The FCC’s small business designated entity program is designed to promote participation by small and minority-owned businesses in spectrum auctions, among other program. The designated entity program provides a 25 percent credit to very small businesses with revenues not exceeding $15 million for preceding three years.
The letter was addressed to Tom Wheeler, chairman of the Federal Communications Commission. CWA and NAACP allege that DISH was able to unfairly manipulate the credit program by incorporating two companies, Northstar Wireless and SNR Wireless. DISH used the credits on the FCC’s AWS-3 auction which was held back in February.
The letter continued:
It appears that DISH, a company with no wireless network or subscribers, created partnerships and loopholes in the FCC’s small business designated entity rules to claim $3.25 billion in bidding credits on 702 licenses. Dish won more licenses that any other bidder.

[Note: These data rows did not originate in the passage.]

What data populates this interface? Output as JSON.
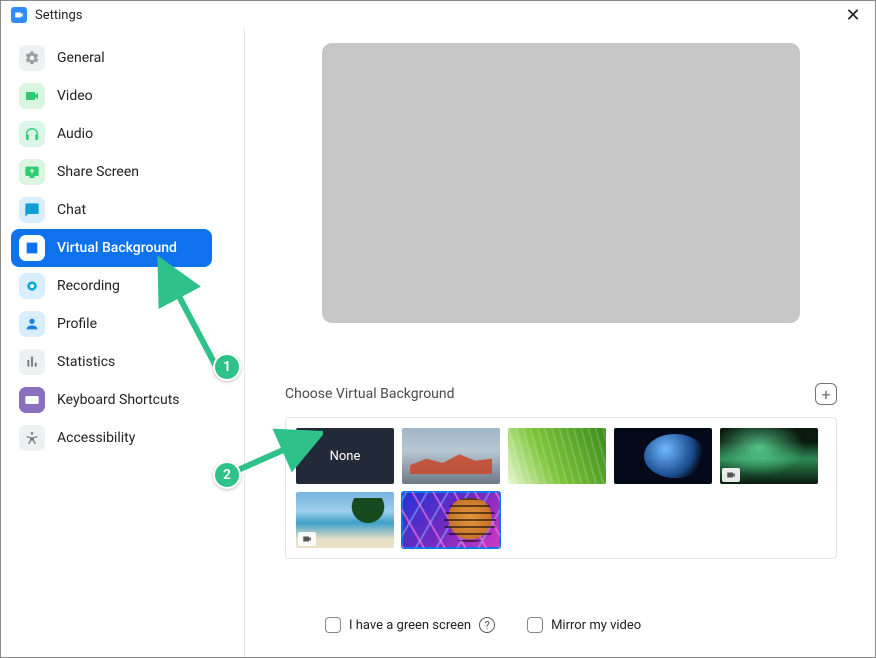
{
  "window": {
    "title": "Settings"
  },
  "sidebar": {
    "items": [
      {
        "label": "General",
        "icon": "gear",
        "bg": "#eef0f2",
        "fg": "#7e7e7e"
      },
      {
        "label": "Video",
        "icon": "video",
        "bg": "#d9f6e0",
        "fg": "#2ecc71"
      },
      {
        "label": "Audio",
        "icon": "audio",
        "bg": "#d9f6e8",
        "fg": "#2ecc71"
      },
      {
        "label": "Share Screen",
        "icon": "share",
        "bg": "#d9f6e0",
        "fg": "#2ecc71"
      },
      {
        "label": "Chat",
        "icon": "chat",
        "bg": "#d9eefc",
        "fg": "#0e9ed8"
      },
      {
        "label": "Virtual Background",
        "icon": "vb",
        "bg": "#0e72ed",
        "fg": "#fff",
        "active": true
      },
      {
        "label": "Recording",
        "icon": "record",
        "bg": "#d9eefc",
        "fg": "#0ea5d8"
      },
      {
        "label": "Profile",
        "icon": "profile",
        "bg": "#d9eefc",
        "fg": "#1a82e2"
      },
      {
        "label": "Statistics",
        "icon": "stats",
        "bg": "#eef0f2",
        "fg": "#7e7e7e"
      },
      {
        "label": "Keyboard Shortcuts",
        "icon": "keyboard",
        "bg": "#8a6fbf",
        "fg": "#fff"
      },
      {
        "label": "Accessibility",
        "icon": "access",
        "bg": "#eef0f2",
        "fg": "#7e7e7e"
      }
    ]
  },
  "main": {
    "choose_label": "Choose Virtual Background",
    "none_label": "None",
    "options": {
      "green_screen": "I have a green screen",
      "mirror": "Mirror my video"
    }
  },
  "annotations": {
    "marker1": "1",
    "marker2": "2"
  },
  "backgrounds": [
    {
      "name": "none",
      "type": "none"
    },
    {
      "name": "golden-gate",
      "type": "img"
    },
    {
      "name": "grass",
      "type": "img"
    },
    {
      "name": "earth-space",
      "type": "img"
    },
    {
      "name": "aurora",
      "type": "video"
    },
    {
      "name": "beach",
      "type": "video"
    },
    {
      "name": "tiger-retro",
      "type": "img",
      "selected": true
    }
  ]
}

If approved by the FCC, DISH will pay a net of $10 billion for licenses worth $13.3 billion, a $3.25 billion loss to the U.S. treasury.
DISH however argues that its acted fairly within the rules of the program, arguing that the method it used were done in past auctions.
“We respectfully disagree with the criticism of the Designated Entity program, and we are confident that we fully complied with the DE rules in the AWS-3 auction, which were unanimously approved by the full Commission,” DISH detailed in a statement.
The DE program has been successful in providing much smaller entities the ability to access stronger capital structures, which has facilitated their meaningful participation in an auction process from which they would otherwise be precluded. Our approach — publicly disclosed ahead of the auction — was based on DE investment structures that have been approved by the FCC in past wireless spectrum auctions, including structures used by AT&T and Verizon.
This report, by Connor D. Wolf, was cross-posted by arrangement with the Daily Caller News Foundation.